By John Nivala

The Archdiocese of Philadelphia has said that any historic designation of any church property without its consent "allows the government to place undue restrictions on religious structures and property, which in effect interferes with the free practice of our religion."

If Philadelphia were Seattle, that position would be spot on. The Washington state Supreme Court, using the state's constitution, has found that even initiating the designation procedure violates a church's right to free exercise of religion.

Or if Philadelphia were Boston, that position might find traction, as the Massachusetts high court, again using the state's constitution, found the proposed designation of a church interior violated the same right.

Or if Philadelphia were San Francisco, the church, as a "noncommercial property," would be exempt from the designation process.

Pennsylvania and Philadelphia are a different story.

Article I, Section 3, of the Pennsylvania Constitution says "no human authority can . . . control or interfere with the rights of conscience." But in historic designation questions, this butts up against Article I, Section 27, which says Pennsylvanians "have a right . . . to the preservation of the . . . historic and esthetic values of the environment."

The state Supreme Court has said this provision "establishes a state policy for the preservation of historic resources" and that the Philadelphia historic preservation ordinance is consistent with that mandate. The ordinance, in turn, says preservation is a public necessity and enhances "the health, prosperity, and welfare of the people of Philadelphia." The ordinance describes, in detail, the process for designation and the process for reconsideration or modification of the designation. A building is defined as "any structure, its site, and appurtenances created to shelter any form of human activity."

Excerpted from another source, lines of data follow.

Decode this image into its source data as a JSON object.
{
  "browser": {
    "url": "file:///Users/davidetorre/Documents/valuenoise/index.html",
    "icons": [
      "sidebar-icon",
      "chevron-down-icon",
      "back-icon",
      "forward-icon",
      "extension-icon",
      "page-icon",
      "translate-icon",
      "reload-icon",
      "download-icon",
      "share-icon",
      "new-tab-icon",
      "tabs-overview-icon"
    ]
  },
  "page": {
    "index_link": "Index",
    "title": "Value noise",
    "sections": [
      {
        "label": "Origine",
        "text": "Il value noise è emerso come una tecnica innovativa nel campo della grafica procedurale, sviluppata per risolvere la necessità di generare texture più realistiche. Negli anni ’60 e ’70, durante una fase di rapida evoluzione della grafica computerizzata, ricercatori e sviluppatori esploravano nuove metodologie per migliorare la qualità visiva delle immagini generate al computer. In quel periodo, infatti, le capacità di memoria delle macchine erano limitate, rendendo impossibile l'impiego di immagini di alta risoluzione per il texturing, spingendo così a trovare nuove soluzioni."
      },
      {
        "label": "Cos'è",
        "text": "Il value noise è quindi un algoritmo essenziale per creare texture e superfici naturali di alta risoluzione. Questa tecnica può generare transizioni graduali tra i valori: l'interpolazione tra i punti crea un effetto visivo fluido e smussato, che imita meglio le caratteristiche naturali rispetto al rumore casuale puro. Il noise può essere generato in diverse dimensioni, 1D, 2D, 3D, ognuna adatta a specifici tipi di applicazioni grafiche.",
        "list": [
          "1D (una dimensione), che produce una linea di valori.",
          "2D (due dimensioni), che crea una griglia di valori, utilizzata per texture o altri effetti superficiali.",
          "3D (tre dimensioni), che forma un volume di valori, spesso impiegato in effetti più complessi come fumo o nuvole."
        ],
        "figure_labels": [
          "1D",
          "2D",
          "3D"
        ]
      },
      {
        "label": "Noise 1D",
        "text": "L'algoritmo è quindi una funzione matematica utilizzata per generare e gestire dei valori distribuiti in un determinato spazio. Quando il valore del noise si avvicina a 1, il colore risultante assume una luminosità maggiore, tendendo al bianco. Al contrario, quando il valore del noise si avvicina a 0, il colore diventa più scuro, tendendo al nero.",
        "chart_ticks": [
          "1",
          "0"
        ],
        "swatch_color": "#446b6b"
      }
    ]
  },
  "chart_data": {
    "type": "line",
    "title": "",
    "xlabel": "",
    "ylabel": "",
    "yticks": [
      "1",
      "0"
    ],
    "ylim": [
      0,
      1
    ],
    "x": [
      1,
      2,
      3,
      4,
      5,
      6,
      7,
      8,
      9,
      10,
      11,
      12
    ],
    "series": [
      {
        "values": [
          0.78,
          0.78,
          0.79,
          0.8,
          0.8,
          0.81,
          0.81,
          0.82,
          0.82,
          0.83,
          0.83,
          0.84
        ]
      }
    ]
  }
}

Our courts have ruled that freedom of worship does not mean exemption from reasonable police-power regulations; the historic preservation ordinance is reasonable. But in 2002, our legislature enacted the Religious Freedom Protection Act, which says the state and local governments should not "substantially burden the free exercise of religion without compelling justification." An exception can be made if the burden furthers "a compelling interest" and the means adopted are the "least restrictive" needed.

Putting aside the tempting federal constitutional questions about such legislation, the act does not prohibit historic designation of church property. It does permit the church an opportunity to prove that designation would deny it the means to engage in activities fundamental to its religion. If Philadelphia were Seattle, that task would be a cinch. But Washington is an outlier.

Historic preservation ordinances such as Philadelphia's are neutral laws of general application that do not, on their face, impose a substantial burden on the free exercise of religion. Nor do they in application, given a process for relief if designation imposes a substantial burden. It is the church's obligation to establish that designation would prevent it from carrying out its mission.

John Nivala is a professor emeritus at Widener University Delaware Law School.